On April 19-20, Bay Area community members and groups representing a wide range of stakeholders, including students with criminal records and their families, higher education program administrators, Oakland Mayor Libby Schaaf and other elected officials, local employers Checkr and Uber, workforce development professionals, and social service agencies will gather to discuss barriers to education and employment for students with records and learn about opportunities for record clearing, advocacy, empowerment and coalition building.
The politics, color and income of Oakland is changing rapidly, similar to what happened over in San Francisco, where the population went from 16 percent Black in the 1970s to 3 percent Black and shrinking today. Oakland, like many other largely Black cities, is being plagued by gentrification. Instead of suffering in silence, Timothy Killings, a member of the Northern California People’s Housing Union, invites you to join the collective this Saturday, 12-3 p.m., at the Quilombo Community Center, 2313 San Pablo in West Oakland. Food and child care will be provided and all are invited.
I hope the Black community in the Bay Area will share their stories of that time to finally tell the full story of our key involvement in the 504 sit-in and what came out of it that helped the Black disabled community and the Black community, covering all sides of the story – racism, ableism, a sense of accomplishment, self-pride, empowerment, frustrations etc.
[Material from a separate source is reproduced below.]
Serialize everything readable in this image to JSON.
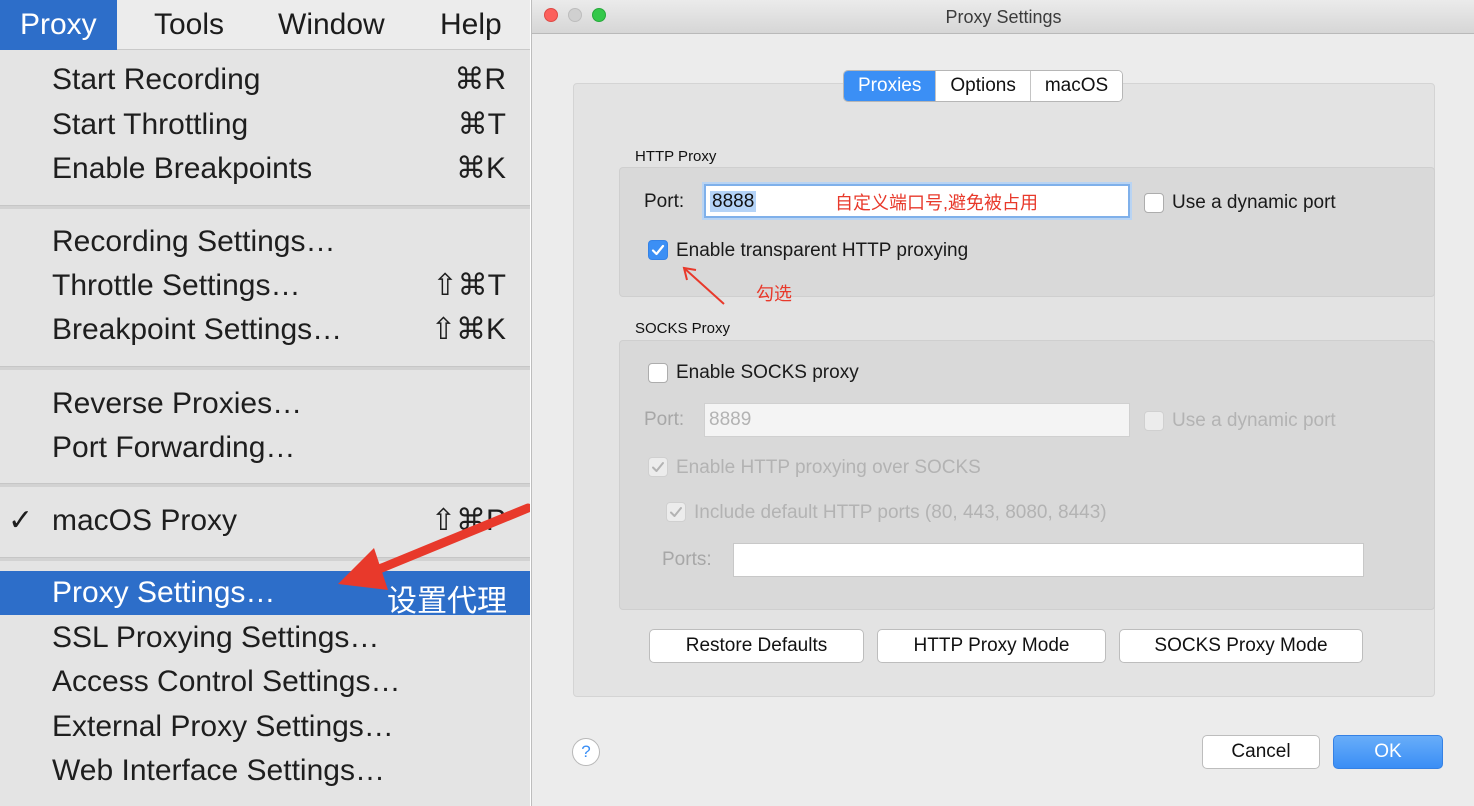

I’ve provided below some ideas on how to help with this exhibit.
Support for the hunger strike grows with solidarity actions across the U.S. and Canada this past weekend. A series of noise demonstrations outside jails, detention centers and prisons occurred internationally in St. Louis, New York City, Oakland, Los Angeles, Montreal and Kitchener, Ontario.
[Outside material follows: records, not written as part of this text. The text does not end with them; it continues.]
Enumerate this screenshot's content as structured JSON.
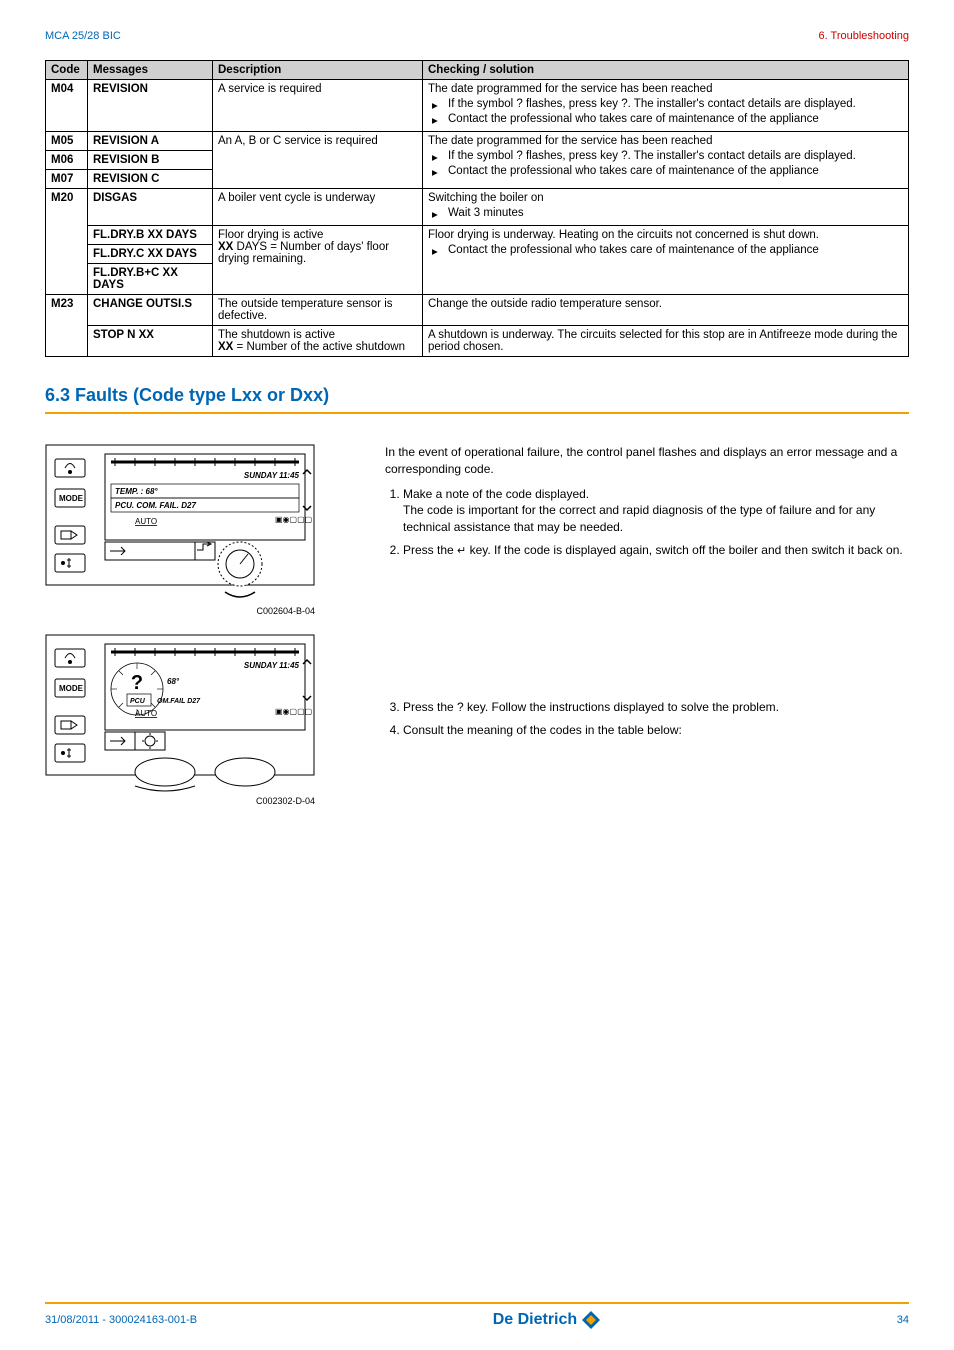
{
  "header": {
    "left": "MCA 25/28 BIC",
    "right": "6.  Troubleshooting"
  },
  "table": {
    "headers": {
      "code": "Code",
      "messages": "Messages",
      "description": "Description",
      "checking": "Checking / solution"
    },
    "rows": [
      {
        "code": "M04",
        "msg": "REVISION",
        "desc": "A service is required",
        "chk_intro": "The date programmed for the service has been reached",
        "chk_bul1": "If the symbol ? flashes, press key ?. The installer's contact details are displayed.",
        "chk_bul2": "Contact the professional who takes care of maintenance of the appliance"
      },
      {
        "code_m05": "M05",
        "msg_a": "REVISION A",
        "code_m06": "M06",
        "msg_b": "REVISION B",
        "code_m07": "M07",
        "msg_c": "REVISION C",
        "desc": "An A, B or C service is required",
        "chk_intro": "The date programmed for the service has been reached",
        "chk_bul1": "If the symbol ? flashes, press key ?. The installer's contact details are displayed.",
        "chk_bul2": "Contact the professional who takes care of maintenance of the appliance"
      },
      {
        "code": "M20",
        "msg": "DISGAS",
        "desc": "A boiler vent cycle is underway",
        "chk_intro": "Switching the boiler on",
        "chk_bul1": "Wait 3 minutes"
      },
      {
        "msg1": "FL.DRY.B XX DAYS",
        "msg2": "FL.DRY.C XX DAYS",
        "msg3": "FL.DRY.B+C XX DAYS",
        "desc_l1": "Floor drying is active",
        "desc_l2_pre": "XX",
        "desc_l2_post": " DAYS = Number of days' floor drying remaining.",
        "chk_intro": "Floor drying is underway. Heating on the circuits not concerned is shut down.",
        "chk_bul1": "Contact the professional who takes care of maintenance of the appliance"
      },
      {
        "code": "M23",
        "msg": "CHANGE OUTSI.S",
        "desc": "The outside temperature sensor is defective.",
        "chk": "Change the outside radio temperature sensor."
      },
      {
        "msg": "STOP N XX",
        "desc_l1": "The shutdown is active",
        "desc_l2_pre": "XX",
        "desc_l2_post": " = Number of the active shutdown",
        "chk": "A shutdown is underway. The circuits selected for this stop are in Antifreeze mode during the period chosen."
      }
    ]
  },
  "section63": {
    "heading": "6.3      Faults (Code type Lxx or Dxx)",
    "intro": "In the event of operational failure, the control panel flashes and displays an error message and a corresponding code.",
    "step1a": "Make a note of the code displayed.",
    "step1b": "The code is important for the correct and rapid diagnosis of the type of failure and for any technical assistance that may be needed.",
    "step2a": "Press the ",
    "step2b": " key. If the code is displayed again, switch off the boiler and then switch it back on.",
    "step3": "Press the ? key. Follow the instructions displayed to solve the problem.",
    "step4": "Consult the meaning of the codes in the table below:",
    "caption1": "C002604-B-04",
    "caption2": "C002302-D-04",
    "panel": {
      "clock": "SUNDAY 11:45",
      "temp_line": "TEMP. :  68°",
      "fail_line": "PCU. COM. FAIL.  D27",
      "auto": "AUTO",
      "mode": "MODE",
      "temp68": "68°",
      "fail_short": "OM.FAIL D27",
      "pcu": "PCU"
    }
  },
  "footer": {
    "left": "31/08/2011  - 300024163-001-B",
    "brand": "De Dietrich",
    "page": "34"
  }
}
National Women's History Month's roots go back to March 8, 1857, when women from New York City factories staged a protest over working conditions. International Women's Day was first observed in 1909.
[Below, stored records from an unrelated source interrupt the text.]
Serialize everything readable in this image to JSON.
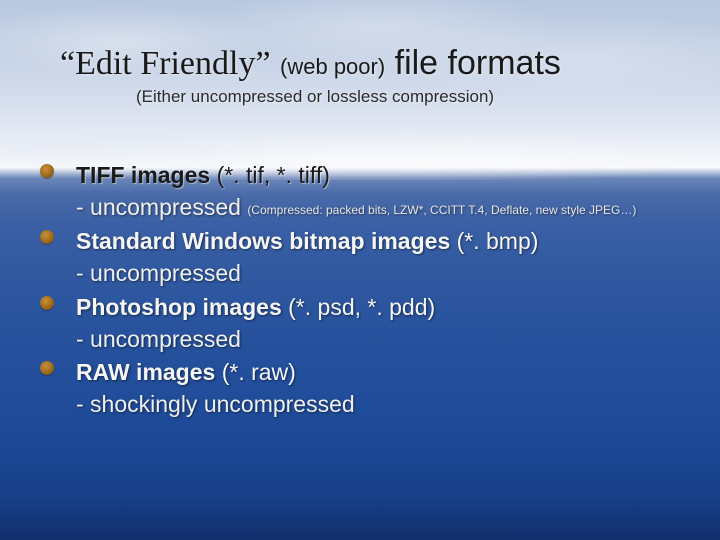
{
  "title": {
    "pre": "“Edit Friendly”",
    "web": "(web poor)",
    "post": "file formats"
  },
  "subtitle": "(Either uncompressed or lossless compression)",
  "items": [
    {
      "name": "TIFF images",
      "ext": "(*. tif, *. tiff)",
      "sub": "- uncompressed",
      "fine": "(Compressed: packed bits, LZW*, CCITT T.4, Deflate, new style JPEG…)"
    },
    {
      "name": "Standard Windows bitmap images",
      "ext": "(*. bmp)",
      "sub": "- uncompressed",
      "fine": ""
    },
    {
      "name": "Photoshop images",
      "ext": "(*. psd, *. pdd)",
      "sub": "- uncompressed",
      "fine": ""
    },
    {
      "name": "RAW images",
      "ext": "(*. raw)",
      "sub": "- shockingly uncompressed",
      "fine": ""
    }
  ]
}
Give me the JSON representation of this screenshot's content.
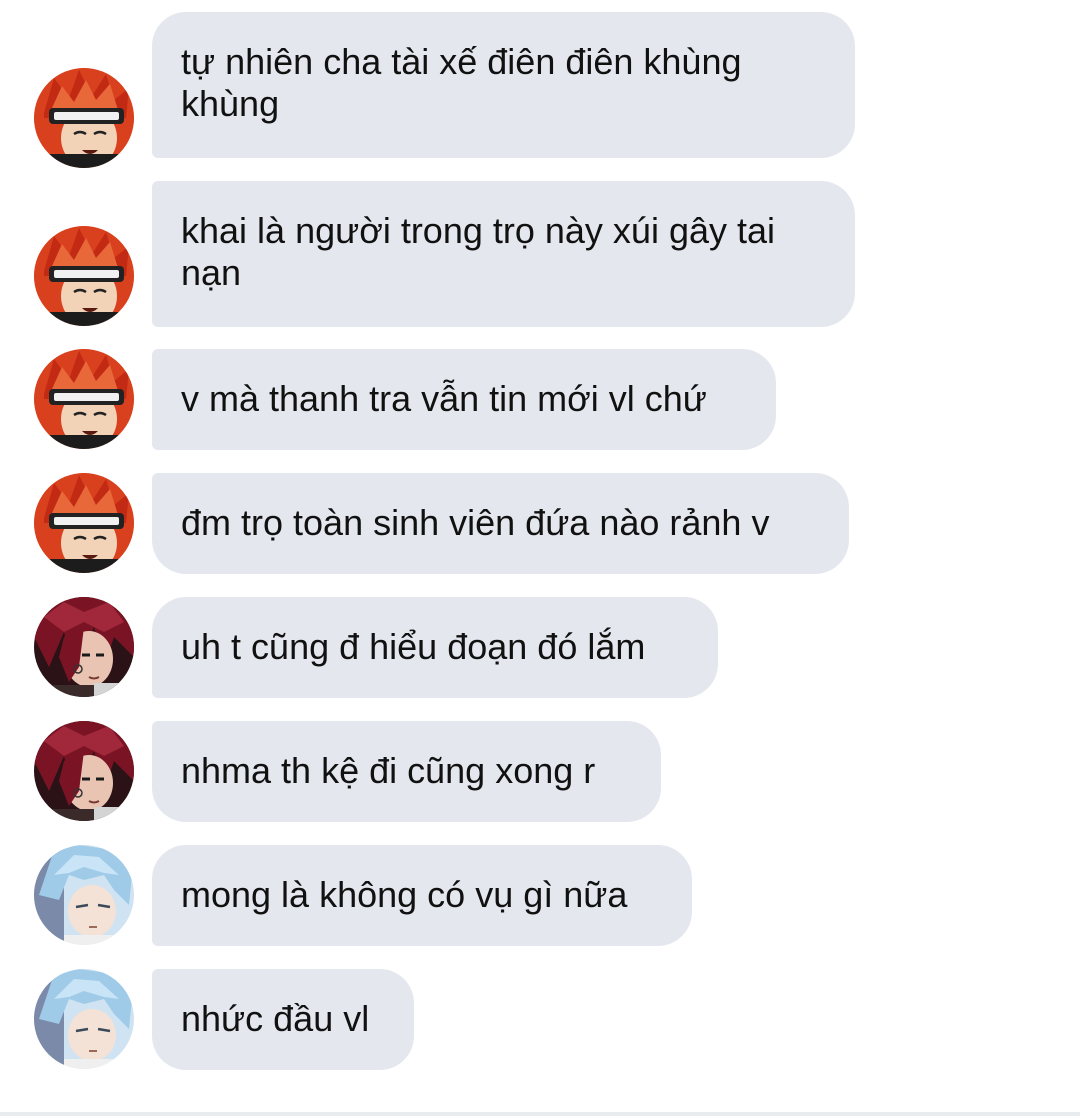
{
  "messages": [
    {
      "sender_avatar": "red-hair-headband-avatar",
      "text": "tự nhiên cha tài xế điên điên khùng khùng"
    },
    {
      "sender_avatar": "red-hair-headband-avatar",
      "text": "khai là người trong trọ này xúi gây tai nạn"
    },
    {
      "sender_avatar": "red-hair-headband-avatar",
      "text": "v mà thanh tra vẫn tin mới vl chứ"
    },
    {
      "sender_avatar": "red-hair-headband-avatar",
      "text": "đm trọ toàn sinh viên đứa nào rảnh v"
    },
    {
      "sender_avatar": "dark-red-hair-avatar",
      "text": "uh t cũng đ hiểu đoạn đó lắm"
    },
    {
      "sender_avatar": "dark-red-hair-avatar",
      "text": "nhma th kệ đi cũng xong r"
    },
    {
      "sender_avatar": "blue-hair-avatar",
      "text": "mong là không có vụ gì nữa"
    },
    {
      "sender_avatar": "blue-hair-avatar",
      "text": "nhức đầu vl"
    }
  ],
  "colors": {
    "bubble_bg": "#e4e8ee",
    "text": "#111111",
    "background": "#ffffff"
  }
}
San Francisco has the worst achievement gap in the state of California. With a record high homicide rate, too many young people have been directly affected by violent crime in this city. We need a candidate who can carry out the district's new strategic plan to close the achievement gap.